Thanksgiving is by far my favorite holiday. What could be better than a day that combines football, food, and family? And in thinking about the range of things and people for which and whom I am thankful, I include the opportunity to express my point of view in this space and those readers whose feedback, concurring or contrary, makes writing this blog especially rewarding.
Given my left-leaning perspective, I frequently get responses (posted here and heard elsewhere) that complain about the "criminal-coddling" justice system. Yet one particularly absurd conjecture served up years ago by a local columnist has long stuck in my craw: that the amenities of life behind bars -- including the lavish Thanksgiving dinners and cable TV -- contribute to the high rate of recidivism.
Is life behind bars really so wonderful? Is it true that ex-cons yearn to return to the slammer just to feast on Thanksgiving dinner and watch the Patriots play the Lions on television?
A couple of years ago I decided to experience first-hand what those coddled criminals were doing for their Turkey Day. Is it really special from the usual turnkey days of the rest of the year?
I decided to make a field trip -- a pilgrimage of sorts -- to check out the jailhouse festivities. Fortunately, the Norfolk County House of Correction (the "median security" lockup situated on the strip between the north and south lanes of Route 128) had room for one more for dinner.
The menu was fairly traditional, including carved jail bird (white meat only) with seasoned stuffing (made with bread and water, of course) and cranberry sauce. The inmates were not given any choices over turkey parts, I guess to avoid any fights over the drumsticks.
Rob O. ate in the jail's drug and alcohol treatment unit. The 43-year-old convict, who was serving time for assault and battery, compared his experiences in Norfolk County with the time he spent in jail back in his native Mississippi. In Mississippi, Thanksgiving was basically a lock-down day -- no turkey, no television.
While admitting that the "get tough" approach might scare some men from future offending, Rob minimized its impact. "Criminals are used to abusive situations," he insisted. "They respond better when approached with dignity and a bit of compassion."

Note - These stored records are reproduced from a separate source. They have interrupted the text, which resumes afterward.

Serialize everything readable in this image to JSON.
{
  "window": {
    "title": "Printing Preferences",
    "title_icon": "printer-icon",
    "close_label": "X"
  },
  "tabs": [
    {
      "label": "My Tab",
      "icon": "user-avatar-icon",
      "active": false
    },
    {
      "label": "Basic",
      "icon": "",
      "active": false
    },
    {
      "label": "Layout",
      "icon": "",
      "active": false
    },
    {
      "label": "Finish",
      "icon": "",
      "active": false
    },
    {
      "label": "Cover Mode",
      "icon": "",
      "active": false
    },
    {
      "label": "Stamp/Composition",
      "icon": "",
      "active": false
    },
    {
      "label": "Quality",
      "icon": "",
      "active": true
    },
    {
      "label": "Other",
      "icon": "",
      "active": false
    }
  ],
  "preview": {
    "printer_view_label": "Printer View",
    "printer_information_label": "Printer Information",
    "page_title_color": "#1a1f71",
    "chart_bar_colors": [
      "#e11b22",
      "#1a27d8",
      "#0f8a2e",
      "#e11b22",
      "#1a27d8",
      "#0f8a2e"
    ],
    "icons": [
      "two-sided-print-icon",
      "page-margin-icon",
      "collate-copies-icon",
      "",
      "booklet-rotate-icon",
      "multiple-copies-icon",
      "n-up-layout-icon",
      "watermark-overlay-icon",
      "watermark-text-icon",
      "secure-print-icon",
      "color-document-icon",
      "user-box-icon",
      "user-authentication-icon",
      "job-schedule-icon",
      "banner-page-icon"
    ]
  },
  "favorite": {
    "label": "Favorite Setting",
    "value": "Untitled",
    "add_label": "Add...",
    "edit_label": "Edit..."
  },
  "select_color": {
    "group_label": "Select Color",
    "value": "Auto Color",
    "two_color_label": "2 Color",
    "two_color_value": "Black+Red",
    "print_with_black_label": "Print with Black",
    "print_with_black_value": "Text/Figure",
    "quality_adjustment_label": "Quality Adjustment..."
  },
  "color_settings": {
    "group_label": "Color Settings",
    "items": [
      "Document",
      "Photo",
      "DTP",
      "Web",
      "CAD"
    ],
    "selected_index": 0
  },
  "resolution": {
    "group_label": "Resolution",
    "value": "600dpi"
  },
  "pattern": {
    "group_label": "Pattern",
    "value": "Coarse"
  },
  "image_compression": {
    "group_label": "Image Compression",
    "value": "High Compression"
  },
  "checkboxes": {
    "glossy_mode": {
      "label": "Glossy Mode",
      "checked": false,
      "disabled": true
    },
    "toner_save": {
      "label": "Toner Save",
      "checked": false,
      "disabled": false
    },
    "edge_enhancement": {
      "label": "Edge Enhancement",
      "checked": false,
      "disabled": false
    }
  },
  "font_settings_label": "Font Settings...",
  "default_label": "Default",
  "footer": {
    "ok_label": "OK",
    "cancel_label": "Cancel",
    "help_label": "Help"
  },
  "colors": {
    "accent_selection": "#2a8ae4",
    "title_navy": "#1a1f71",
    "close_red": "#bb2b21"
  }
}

It was Mahatma Gandhi who observed that a society's moral progress could be judged by how its weakest members were treated. In the spirit of the holiday, I suggest that we might judge our moral progress by how we feed our inmates. The "let them have bread and water" crowd would have life behind bars be as miserable and oppressive as possible. However, the punishment of incarceration is deprivation of liberty, not deprivation of humanity.
For some perspective on my own jailhouse experience, I called around to ask about Thanksgiving activities elsewhere. Inmates in the culinary arts program at Riker's Island in New York cooked 100 stuffed turkeys, which they then delivered (under armed escort) to church organizations for feeding the homeless. The inmates, I was told, felt good about doing something for those less fortunate.
For a sharply contrasting perspective, I called Sheriff Joe Arpaio of Maricopa County, Ariz., who is renowned for his hard-line practices. How would this maverick lawman, legendary for forcing convicts to wear pink underwear and sleep in tents, accommodate inmates on Thanksgiving?
Not surprisingly, Arpaio made only a slight concession for the holiday -- allowing the inmates to have pepper with their meal. While describing his no-frills menu, Jailor Joe actually boasted about spending half as much per day on inmate meals as he does for the dogs and cats housed in county-run shelters.
My own Thanksgiving meal at the Norfolk County House of Corrections was surprisingly tasty -- compliments to the chef. Still it was hardly lavish to the point where I would expect throngs of ex-cons to be banging on the bars trying to return in time for Christmas dinner.
The author is solely responsible for the content.